FERRISBURGH — After months of talks, Ferrisburgh selectmen and a corporation with a Montpelier mailing address have struck a deal for the sale of the town’s 34.9-acre parcel at the junction of Routes 7 and 22A.
The purchase-and-sale contract between Ferrisburgh and Eastern Development Corp., signed Aug. 1, is for the full price for which the property was listed in September 2010, $375,000, and the buyer paid a $15,000 deposit to take the land off the market.
The deal, which was reached in talks between Eastern Development and selectmen that began in the spring, does have major contingencies that are not unusual for the purchase of commercial property.
To start with, Eastern Development has 45 days to conduct a feasibility study for its plans for the property; the contract states “If Purchaser determines that development possibilities for the Property are not feasible,” Eastern Development can walk away from the deal and get its deposit back.
Selectboard chairwoman Loretta Lawrence said the company has not disclosed the exact nature of its plans, but she is optimistic based on discussions with Eastern Development officer and legal representative Frank von Turkovich that the town and neighboring Vergennes will be happy.
Those discussions have included passing along feedback from former stakeholders and Vergennes about what might be acceptable on the land, Lawrence said.
“We’re extremely excited,” she said. “I think he sees potential there for our town and neighboring towns. It’s going to work for everyone. We just don’t know what that is right now.”
Von Turkovich on Thursday said Eastern Development wasn’t yet ready to discuss its plans, but was optimistic the outcome would be acceptable and workable.
“I’m hopeful this will turn out to be something that is feasible,” von Turkovich said.
If that contingency is met, Eastern Development has another two months to market the plan. If during that period the company determines the plan is not marketable, it may back out of the deal.
Assuming the company proceeds after those 60 days, it then must apply for permits within 30 days. The final sale is contingent on Eastern Development obtaining permits and financing for its project, and on the land passing environmental and engineering muster.
Lawrence said selectmen are optimistic about the contingencies.
“We’re very hopeful for the developer,” she said.
Even if for some reason the deal falls through, Lawrence said selectmen are encouraged that within six months of listing the land a buyer emerged who eventually made a full-price offer.
“The location is a prime location,” she said. “I think it’s very marketable.”
The land boasts an open site with permitted wastewater capacity, level topography, high traffic volume, easy access to rail transportation, and frontage on two of the state’s busiest highways. It is zoned industrial, with retail uses conditionally permitted.
But of the land’s 34.9 acres, 23.3 acres are subject to conservation easements that allow only agricultural uses; some of that land is also wet. On the remaining 9.7 acres, other easements restrict its building envelope to 4.5 acres.
And, although Ferrisburgh selectmen have a legal opinion that the town is not bound by a 1999 Memorandum of Understanding signed by two trusts, the former land owner and the Agency of Transportation, selectmen have said they want to honor its intent, which limits uses on the land.
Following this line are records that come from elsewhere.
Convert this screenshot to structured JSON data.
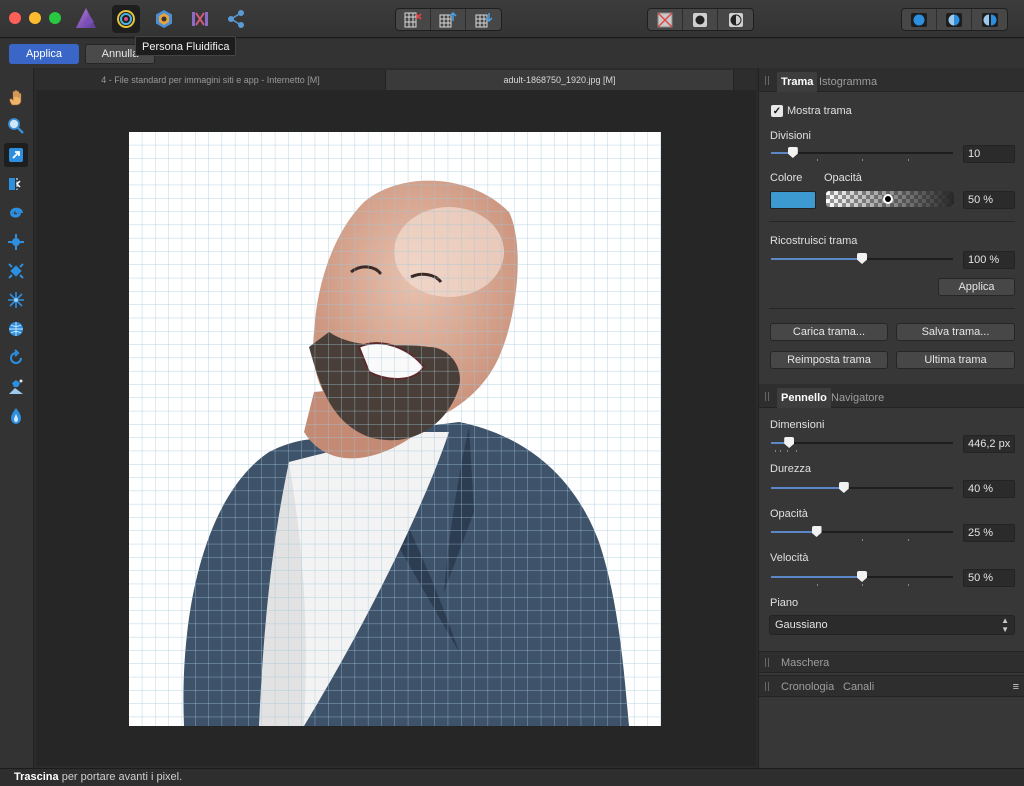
{
  "tooltip": "Persona Fluidifica",
  "context_bar": {
    "apply_label": "Applica",
    "cancel_label": "Annulla"
  },
  "document_tabs": [
    {
      "label": "4 - File standard per immagini siti e app - Internetto [M]",
      "active": false
    },
    {
      "label": "adult-1868750_1920.jpg [M]",
      "active": true
    }
  ],
  "mesh_panel": {
    "tabs": [
      "Trama",
      "Istogramma"
    ],
    "show_mesh_label": "Mostra trama",
    "show_mesh_checked": true,
    "divisions_label": "Divisioni",
    "divisions_value": "10",
    "divisions_level": 0.12,
    "color_label": "Colore",
    "opacity_label": "Opacità",
    "opacity_value": "50 %",
    "mesh_color": "#3d9ad1",
    "rebuild_label": "Ricostruisci trama",
    "rebuild_value": "100 %",
    "rebuild_level": 0.5,
    "apply_label": "Applica",
    "load_mesh": "Carica trama...",
    "save_mesh": "Salva trama...",
    "reset_mesh": "Reimposta trama",
    "last_mesh": "Ultima trama"
  },
  "brush_panel": {
    "tabs": [
      "Pennello",
      "Navigatore"
    ],
    "size_label": "Dimensioni",
    "size_value": "446,2 px",
    "size_level": 0.1,
    "hardness_label": "Durezza",
    "hardness_value": "40 %",
    "hardness_level": 0.4,
    "opacity_label": "Opacità",
    "opacity_value": "25 %",
    "opacity_level": 0.25,
    "speed_label": "Velocità",
    "speed_value": "50 %",
    "speed_level": 0.5,
    "plane_label": "Piano",
    "plane_value": "Gaussiano"
  },
  "collapsed_panels": {
    "mask": "Maschera",
    "history_tabs": [
      "Cronologia",
      "Canali"
    ]
  },
  "status": {
    "bold": "Trascina",
    "text": " per portare avanti i pixel."
  },
  "tools": [
    "hand-icon",
    "zoom-icon",
    "liquify-push-forward-icon",
    "liquify-push-left-icon",
    "twirl-icon",
    "pinch-icon",
    "punch-icon",
    "turbulence-icon",
    "mesh-clone-icon",
    "reconstruct-icon",
    "freeze-icon",
    "thaw-icon"
  ]
}
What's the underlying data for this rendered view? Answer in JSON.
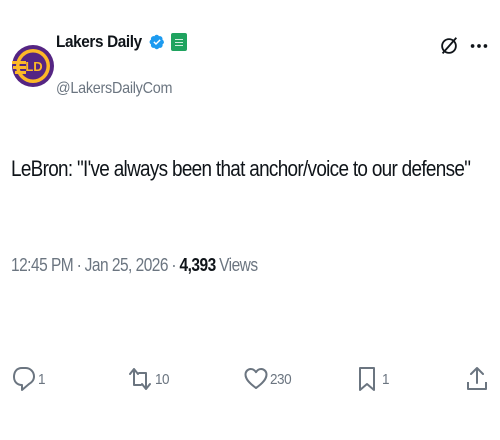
{
  "author": {
    "display_name": "Lakers Daily",
    "handle": "@LakersDailyCom",
    "avatar_text": "LD",
    "verified_color": "#1d9bf0",
    "affiliate_color": "#1fa35f"
  },
  "tweet": {
    "text": "LeBron: \"I've always been that anchor/voice to our defense\"",
    "time": "12:45 PM",
    "date": "Jan 25, 2026",
    "views_count": "4,393",
    "views_label": "Views"
  },
  "actions": {
    "replies": "1",
    "reposts": "10",
    "likes": "230",
    "bookmarks": "1"
  },
  "icons": {
    "more": "more-icon",
    "grok": "grok-icon"
  },
  "colors": {
    "text": "#0f1419",
    "secondary": "#6b7580",
    "lakers_purple": "#552583",
    "lakers_gold": "#fdb927"
  }
}
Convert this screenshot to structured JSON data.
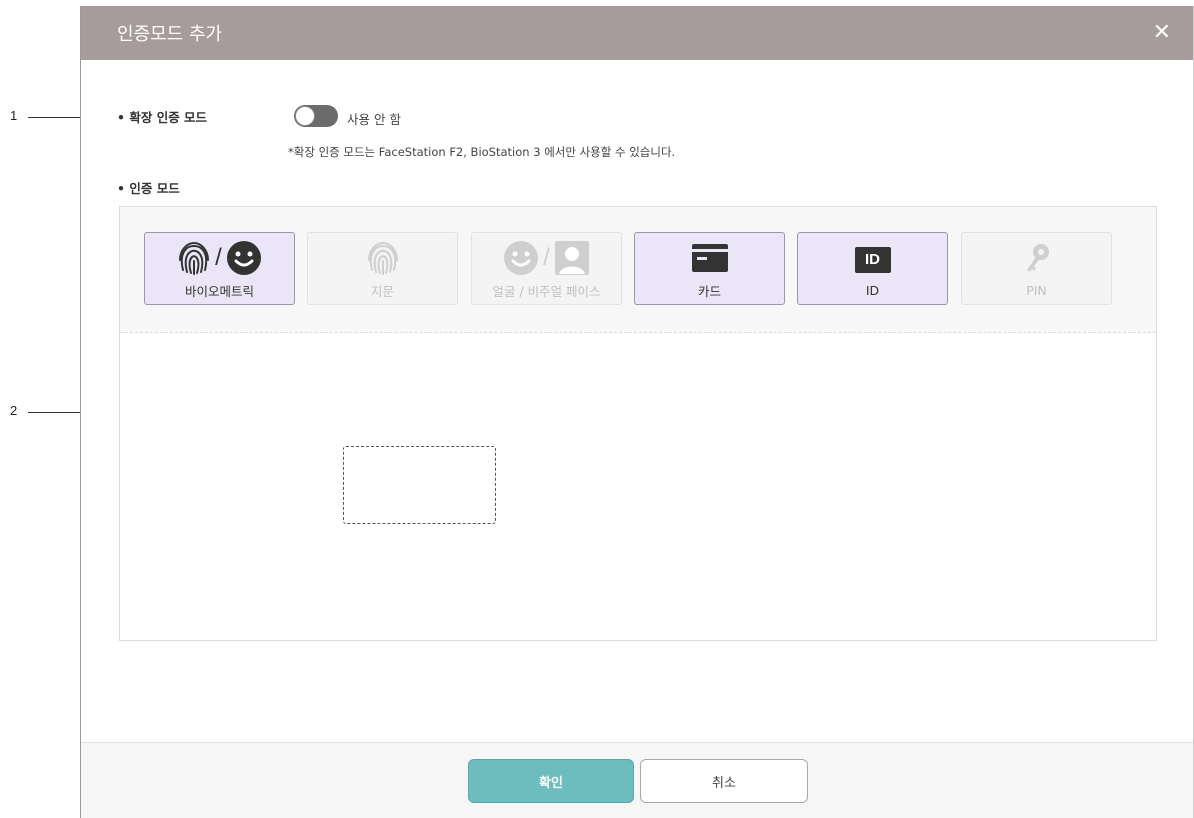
{
  "callouts": [
    "1",
    "2"
  ],
  "dialog": {
    "title": "인증모드 추가",
    "close_icon": "close-icon",
    "extended_mode": {
      "label": "• 확장 인증 모드",
      "toggle_state": "off",
      "toggle_text": "사용 안 함",
      "note": "*확장 인증 모드는 FaceStation F2, BioStation 3 에서만 사용할 수 있습니다."
    },
    "auth_mode": {
      "label": "• 인증 모드",
      "modes": [
        {
          "label": "바이오메트릭",
          "state": "active",
          "icons": [
            "fingerprint-icon",
            "face-icon"
          ]
        },
        {
          "label": "지문",
          "state": "disabled",
          "icons": [
            "fingerprint-icon"
          ]
        },
        {
          "label": "얼굴 / 비주얼 페이스",
          "state": "disabled",
          "icons": [
            "face-icon",
            "visual-face-icon"
          ]
        },
        {
          "label": "카드",
          "state": "active",
          "icons": [
            "card-icon"
          ]
        },
        {
          "label": "ID",
          "state": "active",
          "icons": [
            "id-icon"
          ],
          "icon_text": "ID"
        },
        {
          "label": "PIN",
          "state": "disabled",
          "icons": [
            "key-icon"
          ]
        }
      ],
      "separator": "/"
    },
    "footer": {
      "ok_label": "확인",
      "cancel_label": "취소"
    }
  },
  "colors": {
    "titlebar": "#a79c9c",
    "active_mode_bg": "#ebe6f7",
    "ok_button": "#6dbcbe"
  }
}
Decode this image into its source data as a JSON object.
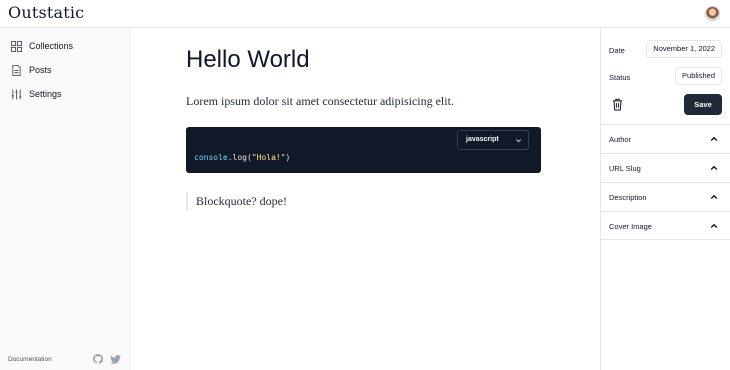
{
  "app": {
    "logo": "Outstatic"
  },
  "sidebar": {
    "items": [
      {
        "label": "Collections",
        "icon": "grid-icon"
      },
      {
        "label": "Posts",
        "icon": "document-icon"
      },
      {
        "label": "Settings",
        "icon": "sliders-icon"
      }
    ],
    "footer": {
      "documentation": "Documentation"
    }
  },
  "editor": {
    "title": "Hello World",
    "paragraph": "Lorem ipsum dolor sit amet consectetur adipisicing elit.",
    "code_block": {
      "language": "javascript",
      "code_object": "console",
      "code_method": ".log(",
      "code_string": "\"Hola!\"",
      "code_close": ")"
    },
    "blockquote": "Blockquote? dope!"
  },
  "panel": {
    "date_label": "Date",
    "date_value": "November 1, 2022",
    "status_label": "Status",
    "status_value": "Published",
    "save_label": "Save",
    "sections": [
      "Author",
      "URL Slug",
      "Description",
      "Cover Image"
    ]
  }
}
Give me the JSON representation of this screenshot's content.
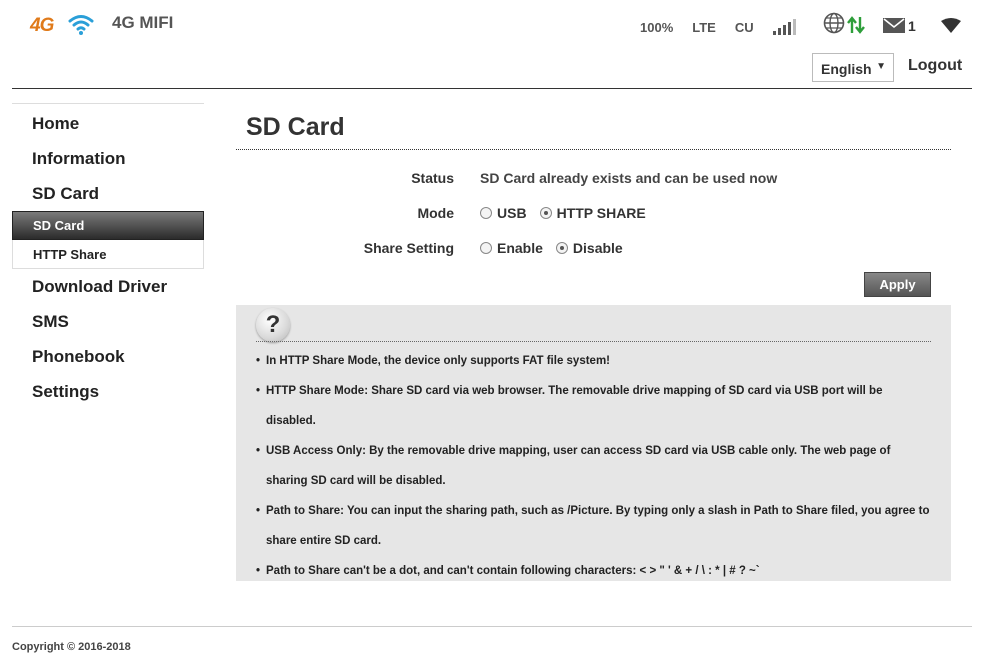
{
  "header": {
    "logo_text": "4G",
    "device_name": "4G MIFI",
    "battery": "100%",
    "network_type": "LTE",
    "carrier": "CU",
    "message_count": "1",
    "language": "English",
    "logout_label": "Logout",
    "icons": [
      "4g-wifi-logo",
      "signal-bars-icon",
      "globe-icon",
      "data-transfer-icon",
      "mail-icon",
      "wifi-icon",
      "dropdown-caret-icon"
    ]
  },
  "sidebar": {
    "items": [
      {
        "label": "Home"
      },
      {
        "label": "Information"
      },
      {
        "label": "SD Card"
      },
      {
        "label": "SD Card",
        "sub": true,
        "active": true
      },
      {
        "label": "HTTP Share",
        "sub": true
      },
      {
        "label": "Download Driver"
      },
      {
        "label": "SMS"
      },
      {
        "label": "Phonebook"
      },
      {
        "label": "Settings"
      }
    ]
  },
  "main": {
    "title": "SD Card",
    "status_label": "Status",
    "status_value": "SD Card already exists and can be used now",
    "mode_label": "Mode",
    "mode_options": [
      "USB",
      "HTTP SHARE"
    ],
    "mode_selected": "HTTP SHARE",
    "share_label": "Share Setting",
    "share_options": [
      "Enable",
      "Disable"
    ],
    "share_selected": "Disable",
    "apply_label": "Apply"
  },
  "help": {
    "icon": "?",
    "items": [
      "In HTTP Share Mode, the device only supports FAT file system!",
      "HTTP Share Mode: Share SD card via web browser. The removable drive mapping of SD card via USB port will be disabled.",
      "USB Access Only: By the removable drive mapping, user can access SD card via USB cable only. The web page of sharing SD card will be disabled.",
      "Path to Share: You can input the sharing path, such as /Picture. By typing only a slash in Path to Share filed, you agree to share entire SD card.",
      "Path to Share can't be a dot, and can't contain following characters: < > \" ' & + / \\ : * | # ? ~`"
    ]
  },
  "footer": {
    "copyright": "Copyright © 2016-2018"
  },
  "colors": {
    "logo_orange": "#e07a1a",
    "logo_blue": "#2a9fd8",
    "data_arrow_green": "#2e9e3a",
    "active_nav_bg": "#2b2b2b",
    "help_bg": "#e6e6e6"
  }
}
That memorandum — part of a deal in which landowner Bill Pollender traded the parcel for property in Richford and in which the Agency of Transportation’s adjacent park-and-ride lot and the conservation easements were created — states, “No retail development will be allowed (other than a small retail area in, and related to, the manufacturing facility).”
When the land was listed with Burlington’s Pomerleau Real Estate, Lawrence said selectmen have no interest in certain uses, like big-box retail or a Stewart’s convenience store proposed for the site that generated controversy in the 1990s.
Selectmen hope to use sale proceeds to complete a $150,000 purchase of a home and 2 acres next to the duplicate Grange Hall that now serves as Ferrisburgh town offices and a community center. Under terms of that sale, former owners Donald and Patience Sisters are remaining in the home indefinitely. They are paying rent that starts at $500 a month for five years.
The mortgage for the property is costing a little less than $10,000 a year, officials said, and the town is paying a small amount for exterior maintenance. The Sisters’ rent is covering $6,000 of those annual costs until the parcel that is now under contract is sold.
Andy Kirkaldy may be reached at firstname.lastname@example.org.